I’ve been living in Vernal, Utah for about a week now and thanks to a raggedy sombrero i have been able to weather the sun and heat pretty well. Having worked for the BLM for four days now, i can say that a lot of the volunteer work that i did with my local botanic garden (the Chicago Botanic Garden) prepared me well for the type of wild goose chases and tedious work that is plant surveying. Having to locate a 5 inch piece of rebar in a desert with FAIRLY accurate gps readings gives me a lot of respect for the people who came out into the field initially to located the plant populations that we are tasked with surveying. I say wild goose chase and tedious, but when you are hiking around one of the most beautiful places on earth looking for your target plant, the hours seem to melt by and the tedium is replaced with a meditative state of mind (of course it’s not always fun and the mosquitoes can be a pain sometimes).
Since I’ve been here in the Uintah Basin, I have noticed an interesting interplay between the few distinct groups who live and work in the basin. The groups i am referring to are the oil and gas workers, ranchers and farmers, blm employees, and flora and fauna of the basin (I’m sorry to not include the Ute tribe, i haven’t learned much about them yet but they definitely deserve to be mentioned, obviously, as they were here before any of us European immigrants). The interesting interplay i’ve noticed is how each party is in some way is vexed by another, but are also dependent on each other in order to live and work.
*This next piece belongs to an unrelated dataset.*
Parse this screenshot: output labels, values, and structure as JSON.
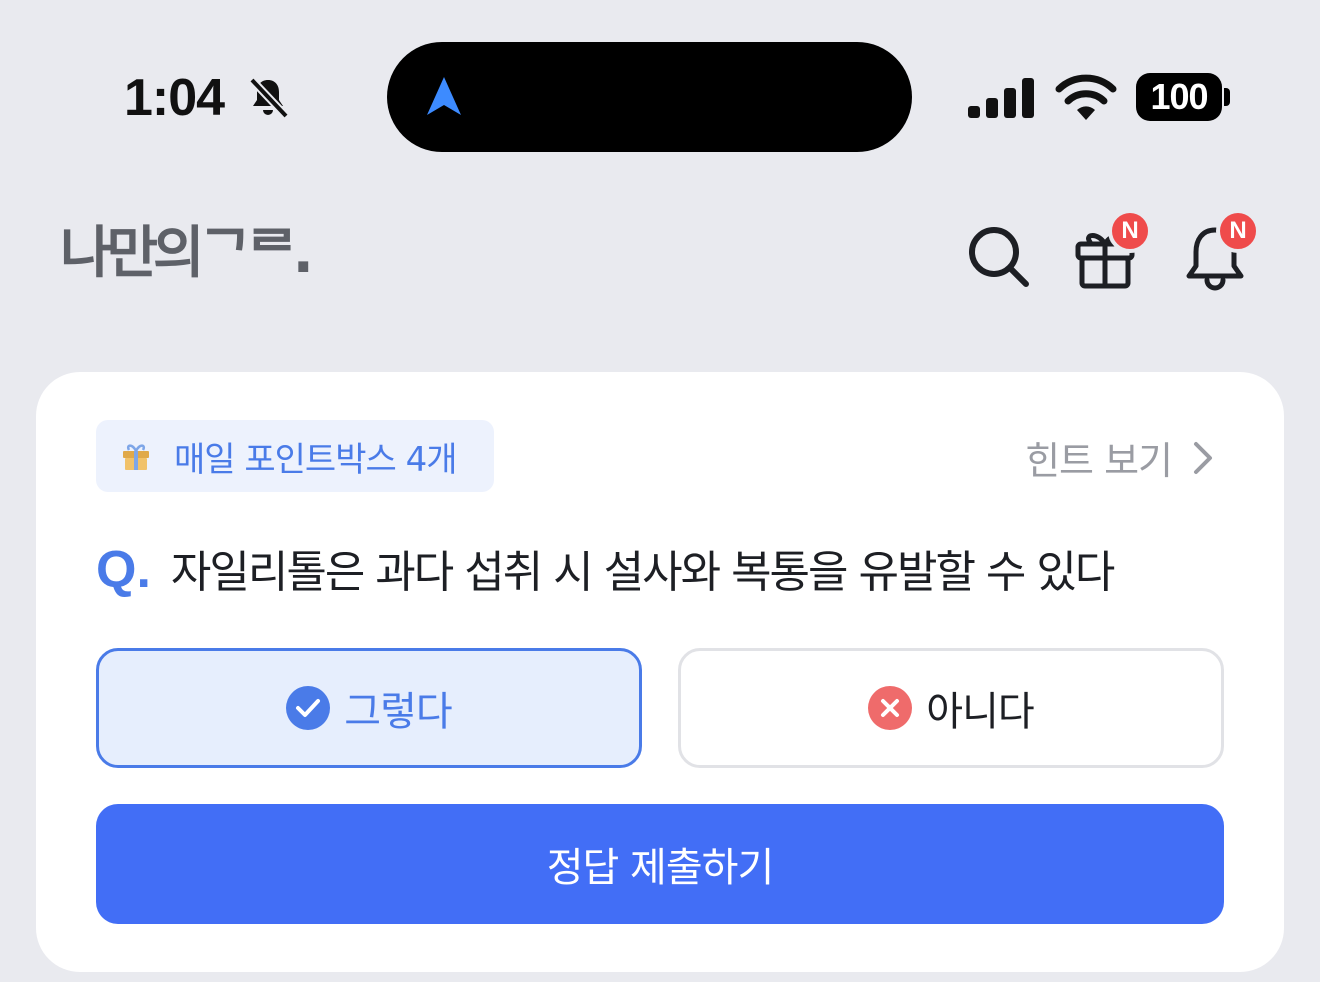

For instance, take the oil companies: their livelihood depends on the extraction of oil and natural gas from the Uintah basin. You can imagine how they must feel when an employee of the BLM tells them that a well site cannot be located in a specific area due to the presence of an endangered cactus which is barely 3 inches tall. However, it is also true that the BLM employee needs fuel to drive out to all their research sites and depend on the petroleum based products made from the resources that the Oil Companies extract. I would probably need a flow chart to completely describe all the interconnectedness and dependencies that occur in the basin, but an abbreveated version follows:
The flora and fauna provide forage for the ranchers and jobs for the blm, but can be threatened by the oil companies; The ranchers and farmers provide food and resources for the BLM and the oil companies, but their range could be impacted by the oil fields; The oil companies make petroleum based products possible and provide crucial fuel for the BLM and the Ranchers, but feel the ever watchful eye and regulatory hand of the blm; and the BLM provides proxy protection for the natural flora and fauna.
All of these parties depend on each other and their stakes in the basin should be considered when making policy decisions or moral assertions (e.g. oil drilling is bad!…well too much probably IS “bad” …but that’s a whole other conversation). Like i said, this is an abbreviated version and I’m sure there are plenty of other ways that these groups can impact each other. Being an environmental studies student, I am well accustomed to the clash of values when different parties have stakes in a shared area.
So all that being said, I am planning on taking a hike through Dinosaur National Monument tomorrow because, frankly, the land around here is stunning and awe inspiring despite any desolation or the unforgiving sun (a sombrero REALLY helps), as well as intellectually stimulating if you know anything about geology. So I guess I’ll wrap this entry up by saying i actually can’t wait to go into work next Monday